Luke, who’s in seventh grade at Cherokee Trail Elementary in Donalds, S.C., brings up the animated movie, “Finding Nemo,” which was released in 2003. Nemo is a young clownfish, who was the only survivor when a barracuda attacked him, his mother and his siblings, and he was left with a “funny fin.”
“It’s a good example because there are a lot of us like that who are pretty much equal except maybe a crooked foot or something that keeps you back from all the others,” Luke says. “I think it’s a very good example of a person with a disability who just wants to be normal and kind of overlooks it and goes on with life.
“When I go to do something I don’t even think about [my disability]. If I can do it, it’s never an issue, but if I can’t do it then I remember I’m in a wheelchair. Sometimes we overlook those kinds of things.”
Are you out there?
When asked to identify the names of some TV shows that have characters with disabilities, the popular response is, “I know they’re out there, but I can’t think of any names.”
In past years there just haven’t been many shows and movies representing those with disabilities or presenting them in positive ways, says Garland-Thomson.
When images of people with disabilities do occur, they might be harder to recognize, she says.
“If every television show a kid saw had a disabled person in it and that disabled person were doing something that was positive, it would probably be easier cumulatively for kids to identify with that,” she says. “But when the numbers are very small and some of the images aren’t so positive, then it becomes harder.”
Another thing children seldom see is a main character with a disability. Garland-Thomson says that it becomes risky for TV and movie producers to introduce the unexpected image of a character with a disability because it might not sell advertising or be a hit at the box office.
“Often the role of a disabled character has been to make the able-bodied character look better. So to suddenly have a disabled character as a central part of the plot is very bold,” she says. “You want to give people what they are used to but you also want to give them something that might be a little novel.”
The new French version of “Sesame Street” dares to venture outside the box with one of the six main Muppet characters being a girl who uses a wheelchair.
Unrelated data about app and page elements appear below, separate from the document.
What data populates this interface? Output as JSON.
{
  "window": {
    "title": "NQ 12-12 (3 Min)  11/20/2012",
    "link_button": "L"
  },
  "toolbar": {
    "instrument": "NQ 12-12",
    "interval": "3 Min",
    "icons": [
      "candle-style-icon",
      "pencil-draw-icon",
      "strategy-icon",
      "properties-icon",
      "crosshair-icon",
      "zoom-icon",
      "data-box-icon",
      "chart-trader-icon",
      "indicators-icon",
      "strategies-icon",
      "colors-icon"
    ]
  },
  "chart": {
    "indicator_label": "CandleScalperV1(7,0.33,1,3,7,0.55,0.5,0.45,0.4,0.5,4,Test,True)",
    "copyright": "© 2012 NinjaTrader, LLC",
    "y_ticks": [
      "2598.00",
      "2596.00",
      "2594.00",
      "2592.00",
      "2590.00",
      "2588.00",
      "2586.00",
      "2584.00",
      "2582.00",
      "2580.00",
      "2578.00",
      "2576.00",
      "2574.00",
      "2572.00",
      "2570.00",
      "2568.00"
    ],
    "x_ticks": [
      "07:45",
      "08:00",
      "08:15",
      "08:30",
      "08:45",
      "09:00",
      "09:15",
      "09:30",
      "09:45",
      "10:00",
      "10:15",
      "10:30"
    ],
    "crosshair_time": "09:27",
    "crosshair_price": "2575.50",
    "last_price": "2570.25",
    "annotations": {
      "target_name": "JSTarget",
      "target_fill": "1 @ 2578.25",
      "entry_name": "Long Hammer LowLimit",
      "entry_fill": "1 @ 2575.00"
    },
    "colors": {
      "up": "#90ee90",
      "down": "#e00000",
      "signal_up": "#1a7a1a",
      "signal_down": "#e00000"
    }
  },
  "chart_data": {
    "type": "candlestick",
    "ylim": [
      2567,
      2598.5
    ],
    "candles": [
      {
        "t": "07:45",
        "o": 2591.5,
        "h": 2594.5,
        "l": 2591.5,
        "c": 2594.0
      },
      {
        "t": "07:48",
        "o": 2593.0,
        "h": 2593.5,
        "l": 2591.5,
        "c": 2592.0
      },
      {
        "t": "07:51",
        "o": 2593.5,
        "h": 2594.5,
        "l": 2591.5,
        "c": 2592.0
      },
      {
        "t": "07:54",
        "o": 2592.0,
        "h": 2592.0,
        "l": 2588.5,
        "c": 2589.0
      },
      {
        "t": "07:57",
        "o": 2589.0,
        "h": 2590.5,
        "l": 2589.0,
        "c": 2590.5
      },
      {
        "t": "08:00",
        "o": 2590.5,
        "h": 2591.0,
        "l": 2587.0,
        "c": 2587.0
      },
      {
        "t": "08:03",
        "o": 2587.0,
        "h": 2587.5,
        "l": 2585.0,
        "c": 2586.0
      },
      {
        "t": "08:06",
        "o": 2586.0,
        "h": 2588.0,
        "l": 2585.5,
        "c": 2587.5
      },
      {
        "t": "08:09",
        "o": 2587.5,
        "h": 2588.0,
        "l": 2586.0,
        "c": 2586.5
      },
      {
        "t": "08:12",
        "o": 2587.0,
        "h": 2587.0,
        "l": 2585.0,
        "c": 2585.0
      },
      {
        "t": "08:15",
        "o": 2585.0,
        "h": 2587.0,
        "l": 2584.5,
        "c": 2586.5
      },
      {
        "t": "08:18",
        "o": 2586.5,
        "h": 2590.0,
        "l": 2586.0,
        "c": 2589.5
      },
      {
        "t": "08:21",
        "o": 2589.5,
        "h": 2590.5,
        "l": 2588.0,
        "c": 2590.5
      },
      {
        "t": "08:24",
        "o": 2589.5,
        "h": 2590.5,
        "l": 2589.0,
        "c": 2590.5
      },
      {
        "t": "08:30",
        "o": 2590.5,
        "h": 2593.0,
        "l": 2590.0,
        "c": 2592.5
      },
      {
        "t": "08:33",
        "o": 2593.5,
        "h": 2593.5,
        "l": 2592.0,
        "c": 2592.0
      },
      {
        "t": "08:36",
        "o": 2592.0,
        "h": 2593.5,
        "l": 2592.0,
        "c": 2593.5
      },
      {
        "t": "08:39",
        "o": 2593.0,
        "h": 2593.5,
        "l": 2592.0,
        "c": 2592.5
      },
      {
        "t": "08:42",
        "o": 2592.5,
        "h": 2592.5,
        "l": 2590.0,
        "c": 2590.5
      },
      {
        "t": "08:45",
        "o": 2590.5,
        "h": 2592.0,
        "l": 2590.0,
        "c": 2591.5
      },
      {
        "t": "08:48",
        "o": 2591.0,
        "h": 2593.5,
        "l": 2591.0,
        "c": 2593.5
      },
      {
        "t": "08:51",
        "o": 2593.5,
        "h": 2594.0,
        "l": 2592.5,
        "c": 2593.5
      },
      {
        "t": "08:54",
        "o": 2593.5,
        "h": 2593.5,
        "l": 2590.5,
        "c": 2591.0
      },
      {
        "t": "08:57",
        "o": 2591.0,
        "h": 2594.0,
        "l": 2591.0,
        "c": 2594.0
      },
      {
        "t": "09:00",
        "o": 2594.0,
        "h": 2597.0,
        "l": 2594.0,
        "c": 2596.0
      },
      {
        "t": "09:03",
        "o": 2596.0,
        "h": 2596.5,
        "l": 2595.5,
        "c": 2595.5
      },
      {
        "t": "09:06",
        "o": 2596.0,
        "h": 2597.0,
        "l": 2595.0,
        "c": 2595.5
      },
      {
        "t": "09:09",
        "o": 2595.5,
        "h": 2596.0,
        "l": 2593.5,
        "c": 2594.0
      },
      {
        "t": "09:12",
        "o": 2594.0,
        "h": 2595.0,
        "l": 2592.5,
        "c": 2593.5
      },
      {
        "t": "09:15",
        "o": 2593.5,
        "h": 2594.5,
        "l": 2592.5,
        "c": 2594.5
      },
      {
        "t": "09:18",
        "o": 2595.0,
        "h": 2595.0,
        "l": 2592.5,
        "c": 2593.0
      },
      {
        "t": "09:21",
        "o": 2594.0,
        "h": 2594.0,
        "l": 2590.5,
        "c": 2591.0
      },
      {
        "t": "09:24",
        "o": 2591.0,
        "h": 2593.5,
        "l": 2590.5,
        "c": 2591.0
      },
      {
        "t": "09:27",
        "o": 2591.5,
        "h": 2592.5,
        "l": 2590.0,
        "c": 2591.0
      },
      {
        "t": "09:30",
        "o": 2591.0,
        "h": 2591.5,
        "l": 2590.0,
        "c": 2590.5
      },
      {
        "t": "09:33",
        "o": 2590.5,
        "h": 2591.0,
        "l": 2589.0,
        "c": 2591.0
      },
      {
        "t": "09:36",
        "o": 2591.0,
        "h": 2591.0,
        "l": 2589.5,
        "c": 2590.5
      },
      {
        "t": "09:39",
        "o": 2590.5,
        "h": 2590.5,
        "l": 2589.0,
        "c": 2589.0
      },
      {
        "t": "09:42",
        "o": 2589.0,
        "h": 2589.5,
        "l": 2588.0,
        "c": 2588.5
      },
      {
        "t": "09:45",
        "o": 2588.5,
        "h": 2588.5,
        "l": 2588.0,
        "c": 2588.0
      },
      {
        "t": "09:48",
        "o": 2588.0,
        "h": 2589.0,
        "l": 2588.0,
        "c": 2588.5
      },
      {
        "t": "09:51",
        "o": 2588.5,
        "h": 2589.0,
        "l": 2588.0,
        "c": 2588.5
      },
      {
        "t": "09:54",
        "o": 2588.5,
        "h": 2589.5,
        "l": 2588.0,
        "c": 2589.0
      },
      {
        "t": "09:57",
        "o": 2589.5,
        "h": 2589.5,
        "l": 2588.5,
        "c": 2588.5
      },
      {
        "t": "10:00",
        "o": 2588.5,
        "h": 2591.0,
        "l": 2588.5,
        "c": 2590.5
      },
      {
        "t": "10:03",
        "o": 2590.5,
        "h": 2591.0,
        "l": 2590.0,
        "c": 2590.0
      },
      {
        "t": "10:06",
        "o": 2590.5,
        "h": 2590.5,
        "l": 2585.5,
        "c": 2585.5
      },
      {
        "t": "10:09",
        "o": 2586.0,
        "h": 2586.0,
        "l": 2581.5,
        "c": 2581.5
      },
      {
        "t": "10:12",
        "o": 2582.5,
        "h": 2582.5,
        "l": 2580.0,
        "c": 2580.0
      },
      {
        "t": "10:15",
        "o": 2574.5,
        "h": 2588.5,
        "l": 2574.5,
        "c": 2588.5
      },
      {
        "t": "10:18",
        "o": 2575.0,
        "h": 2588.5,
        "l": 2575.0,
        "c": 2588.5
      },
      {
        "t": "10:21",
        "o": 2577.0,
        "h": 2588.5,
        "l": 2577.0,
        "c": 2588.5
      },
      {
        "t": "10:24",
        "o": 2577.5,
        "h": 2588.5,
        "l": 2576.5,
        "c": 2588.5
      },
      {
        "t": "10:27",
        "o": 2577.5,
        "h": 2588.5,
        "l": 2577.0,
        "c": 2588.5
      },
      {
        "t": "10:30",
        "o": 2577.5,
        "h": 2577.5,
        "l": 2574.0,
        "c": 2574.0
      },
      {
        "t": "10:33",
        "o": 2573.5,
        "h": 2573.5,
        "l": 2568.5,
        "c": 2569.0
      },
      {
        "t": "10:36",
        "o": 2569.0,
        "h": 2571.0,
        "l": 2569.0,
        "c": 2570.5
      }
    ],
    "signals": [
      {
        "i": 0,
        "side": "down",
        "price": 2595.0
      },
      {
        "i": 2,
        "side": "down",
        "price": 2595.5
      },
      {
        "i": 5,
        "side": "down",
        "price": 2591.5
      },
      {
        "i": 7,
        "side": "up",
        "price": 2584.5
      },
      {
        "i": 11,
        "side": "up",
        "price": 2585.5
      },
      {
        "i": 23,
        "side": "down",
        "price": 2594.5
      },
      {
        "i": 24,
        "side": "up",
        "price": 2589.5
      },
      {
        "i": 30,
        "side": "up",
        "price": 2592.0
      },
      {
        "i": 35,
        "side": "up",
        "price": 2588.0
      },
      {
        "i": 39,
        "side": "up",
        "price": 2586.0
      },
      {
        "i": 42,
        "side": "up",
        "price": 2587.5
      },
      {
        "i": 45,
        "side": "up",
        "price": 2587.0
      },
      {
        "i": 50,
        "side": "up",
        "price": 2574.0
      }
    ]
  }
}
Griotte, who always joins in on the fun, provides positive images of children with disabilities.
John Ryan, 17, of Howell, N.J., wishes TV shows and movies would show the difficulty of living with a disability.
“I think that a lot of people aren’t aware of what a person with a disability goes through,” says John, who has Friedreich’s ataxia and uses a walker.
There needs to be a variety of disabilities, says John, who graduates from Howell High School in June.
Movies are better about presenting people with different types of disabilities, but TV shows still need to diversify. When you see TV characters with disabilities, they’re almost always in wheelchairs. These characters are always able-bodied, other than the fact that they sit in wheelchairs, he says.
“If I see a movie or a TV show with a person with a disability in it, I may judge that character more because I myself am in a wheelchair,” Lauren says. “I might be like, ‘He’s doing that wrong or that doesn’t seem real,’ or maybe they could have done something to make that seem a little bit more real.”
Lauren says that because there aren’t many TV and movie characters with disabilities, she’s surprised when she does see them. After the shock wears off, it’s “Wow, there’s a person with a disability on that show. That’s kinda cool.”
If your favorite TV show does or doesn’t do a great job of representing people with disabilities, write the TV network and voice your opinion. Most shows have their own Web sites and tell you how to e-mail your comments.
|Recent Movies featuring Characters with Disabilities*||Child/Teen TV Programs featuring Characters with Disabilities*|
*MDA isn’t recommending these movies or shows; parents should use their judgment about what’s appropriate for their children.